When I searched for specific varieties (names) of peaches, the Livesay Orchard in Porter, largest orchard in the state, proudly say their peaches come in two varieties of colors: yellow flesh has more acid and is tangier than the white mildly sweet flesh and their peaches have two varieties of stone: freestone peaches that do not stick to the pit and ripen July to October and the semi-freestone peaches that reluctantly pull away from the pit but ripen earlier in June into early July (no clingstones are grown.) Peaches come in two grades: #1 is almost perfect and the #2s have small defects. Not to be outdone, the Peach Barn Orchard and Bakery in Porter sell homegrown peaches, produce and Porter peach ice cream, Porter peach salsa, Porter peach fried pies, Porter peach butter, Porter peach BBQ sauce, Porter peach jam and Porter peach sundaes. Just can't forget where these peaches are from, can you.
Stratford Oklahoma is in south central OK north of Sulphur, home of the CNRA. Stratford claims they are the 'Peach Capital of Oklahoma' official or not! Johnson City, SC insists they are 'The Official Peach Capital of the World.' Georgia is known as the Peach State, but its most lucrative crop is blueberries! Now that we have straightened out all the peach propaganda, the Stratford Peach Festival parade is to begin at 5 pm July 13th. The full-fledged festival is held July 15th. The farmers quickly sell their peaches, the peach auction takes place in City Park, and they too have a cooking contest, car show and entertainment. Peach Crest Farms are USDA certified organic, Peach Tree Farms sell peaches and local produce, and Pullen Peaches advertise tender, juicy peaches. Gently rolling plains with sandy soil form the lands of Stratford.

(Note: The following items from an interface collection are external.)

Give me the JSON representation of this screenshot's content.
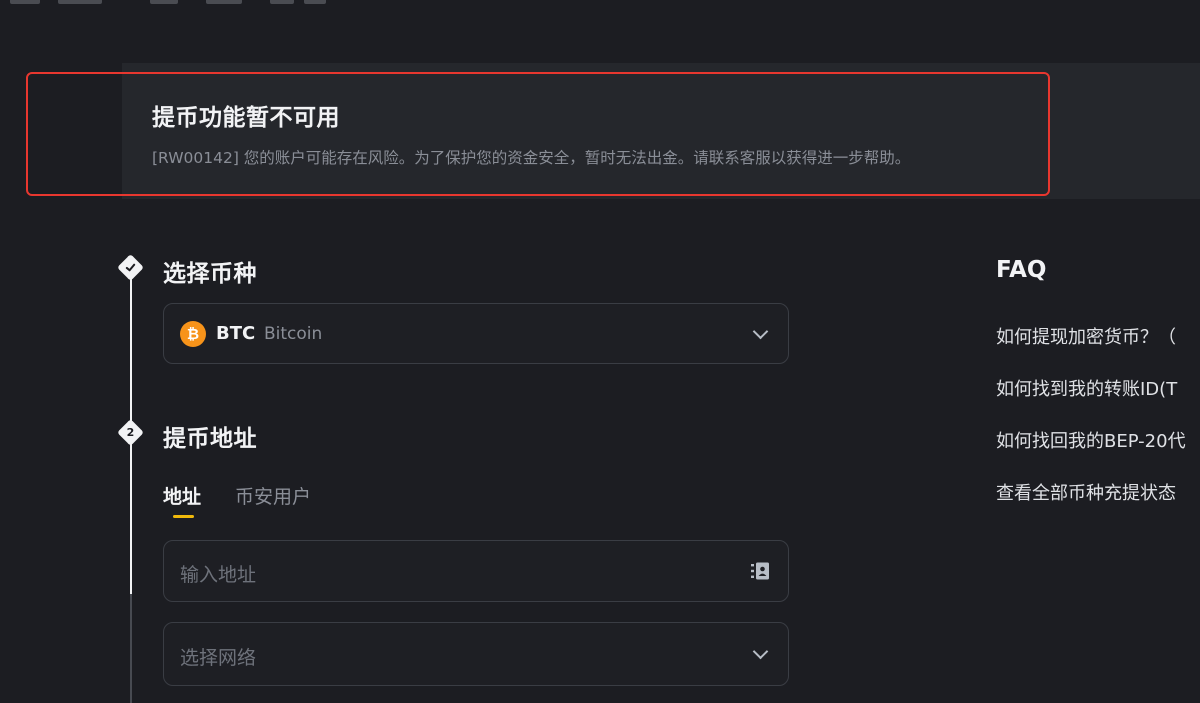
{
  "alert": {
    "title": "提币功能暂不可用",
    "message": "[RW00142] 您的账户可能存在风险。为了保护您的资金安全，暂时无法出金。请联系客服以获得进一步帮助。"
  },
  "steps": [
    {
      "number": "1",
      "status": "completed",
      "title": "选择币种",
      "coin": {
        "symbol": "BTC",
        "name": "Bitcoin",
        "icon": "bitcoin-icon",
        "icon_glyph": "₿",
        "color": "#f7931a"
      }
    },
    {
      "number": "2",
      "status": "active",
      "title": "提币地址",
      "tabs": [
        {
          "label": "地址",
          "active": true
        },
        {
          "label": "币安用户",
          "active": false
        }
      ],
      "address_placeholder": "输入地址",
      "network_placeholder": "选择网络"
    }
  ],
  "faq": {
    "title": "FAQ",
    "items": [
      "如何提现加密货币？（",
      "如何找到我的转账ID(T",
      "如何找回我的BEP-20代",
      "查看全部币种充提状态"
    ]
  },
  "colors": {
    "background": "#1c1d22",
    "accent": "#f0b90b",
    "alert_outline": "#e8372f"
  }
}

The popular variety of peach grown today is the Redhaven. According to the OSU Fact Sheet HLA-6210 'Apple and Peach Varieties for Oklahoma', the Redhaven is the standard to which all other peaches are compared when it comes to harvest. The average ripening date at Perkins Research Station is July 12-16th. Redhavens ripen 2 to 5 days earlier in southern OK and later to the north. The OSU fact sheet compares the best peach varieties to grow in OK by fruit size, hardiness, leaf spot resistance and other characteristics. To make your life a little easier, plant disease resistant or tolerant peach cultivars. My dad, if he could, would approve.